SEOUL, March 16 (Korea Bizwire) — On the rise are “twilight divorces”, a term referring to the ending of marriages by couples in their golden years, and with their increased frequency is a growing number of individuals living off income from their ex-spouse’s pension through pension splitting.
Pension splitting was introduced in 1999 for divorcees who have no pension of their own – long-term housewives being leading examples — but had nonetheless contributed to their former partner’s earnings through indirect means such as childrearing and taking care of the home.
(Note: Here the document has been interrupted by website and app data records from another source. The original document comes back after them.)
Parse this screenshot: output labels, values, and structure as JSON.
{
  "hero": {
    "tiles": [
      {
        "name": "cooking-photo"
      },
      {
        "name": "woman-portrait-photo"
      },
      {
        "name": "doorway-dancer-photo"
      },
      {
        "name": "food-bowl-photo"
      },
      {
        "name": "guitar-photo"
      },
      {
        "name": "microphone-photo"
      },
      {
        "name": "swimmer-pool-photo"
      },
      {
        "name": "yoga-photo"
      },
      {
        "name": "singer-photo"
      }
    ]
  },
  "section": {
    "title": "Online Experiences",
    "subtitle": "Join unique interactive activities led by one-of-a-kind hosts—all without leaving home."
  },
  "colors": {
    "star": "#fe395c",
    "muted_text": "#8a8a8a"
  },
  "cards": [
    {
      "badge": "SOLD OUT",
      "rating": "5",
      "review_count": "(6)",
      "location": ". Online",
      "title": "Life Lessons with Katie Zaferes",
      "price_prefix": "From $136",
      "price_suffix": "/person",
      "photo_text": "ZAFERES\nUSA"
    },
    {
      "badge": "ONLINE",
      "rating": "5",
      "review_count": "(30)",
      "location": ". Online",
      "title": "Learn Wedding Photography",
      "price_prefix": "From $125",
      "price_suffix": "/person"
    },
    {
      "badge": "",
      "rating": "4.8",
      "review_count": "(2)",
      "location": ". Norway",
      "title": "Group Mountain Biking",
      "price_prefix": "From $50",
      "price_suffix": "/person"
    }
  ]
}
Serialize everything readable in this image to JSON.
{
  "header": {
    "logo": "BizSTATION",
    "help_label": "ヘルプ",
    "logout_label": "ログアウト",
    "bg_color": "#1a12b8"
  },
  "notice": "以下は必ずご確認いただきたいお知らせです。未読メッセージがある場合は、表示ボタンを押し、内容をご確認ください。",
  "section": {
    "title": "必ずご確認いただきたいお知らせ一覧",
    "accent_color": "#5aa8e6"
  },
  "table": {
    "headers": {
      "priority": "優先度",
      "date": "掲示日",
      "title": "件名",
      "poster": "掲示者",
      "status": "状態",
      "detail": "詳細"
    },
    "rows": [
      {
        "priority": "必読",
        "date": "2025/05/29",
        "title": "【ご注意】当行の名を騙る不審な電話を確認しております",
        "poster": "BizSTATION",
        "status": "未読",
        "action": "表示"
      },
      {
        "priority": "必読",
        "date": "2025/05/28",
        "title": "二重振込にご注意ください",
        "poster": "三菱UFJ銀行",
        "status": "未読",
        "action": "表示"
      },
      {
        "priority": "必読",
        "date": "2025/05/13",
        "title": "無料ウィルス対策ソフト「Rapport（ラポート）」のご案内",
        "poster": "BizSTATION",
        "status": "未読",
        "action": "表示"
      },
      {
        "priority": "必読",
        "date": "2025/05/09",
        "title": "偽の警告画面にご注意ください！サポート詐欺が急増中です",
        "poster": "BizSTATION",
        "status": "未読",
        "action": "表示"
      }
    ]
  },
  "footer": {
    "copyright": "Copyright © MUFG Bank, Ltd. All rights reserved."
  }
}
To qualify as a recipient, an individual must be legally divorced and is required to have been married for at least five years to a person who is registered as a pensioner.
According to the National Pension Service on March 15, the number of split pension recipients is on a consistent upward trajectory. Starting with 4,632 in 2010, this particular group passed the 10,000 mark in 2014 and surged past the 20,000 line in 2017 (25,302).
The vast majority of recipients were women (88.6 percent, 22,407). By age demographic, the 60s group had the highest number of recipients with 20,888.
Twilight divorces are on the upswing. In a 2017 population study by Statistics Korea, total divorces dropped by 1.1 percent, but separations of the “twilight” variety increased.
Relationships of 20 years or more were the most common type ending in twilight divorce (34,600). Other types of relationships were four years or less (23,100), five to nine years (20,000), 10 to 14 years (14,700) and 15 to 19 (13,600).
Twilight divorces dropped for each type of relationship except 20-year minimums, which grew by 2,000 cases.
The rules governing pension splitting have changed in recent years. Up until 2016, pension income was split 50-50, but from 2017 onwards the parties involved have the ability to adjust the terms via mutual agreement or in court.
The change to the 50-50 rule was implemented after complaints were made that an even divide of the income was unfair in situations where one party held greater blame for the marriage falling apart.
Legal revisions passed in 2016 will allow for “early pension split applications”. Pre-pension age individuals who have been married for five years minimum may file a request for pension splitting within three years from the date the marriage was dissolved.
Divorcees granted pension split income will be eligible to receive their share even after remarrying or even when their pension-holding ex-spouse passes away.
Kevin Lee (email@example.com)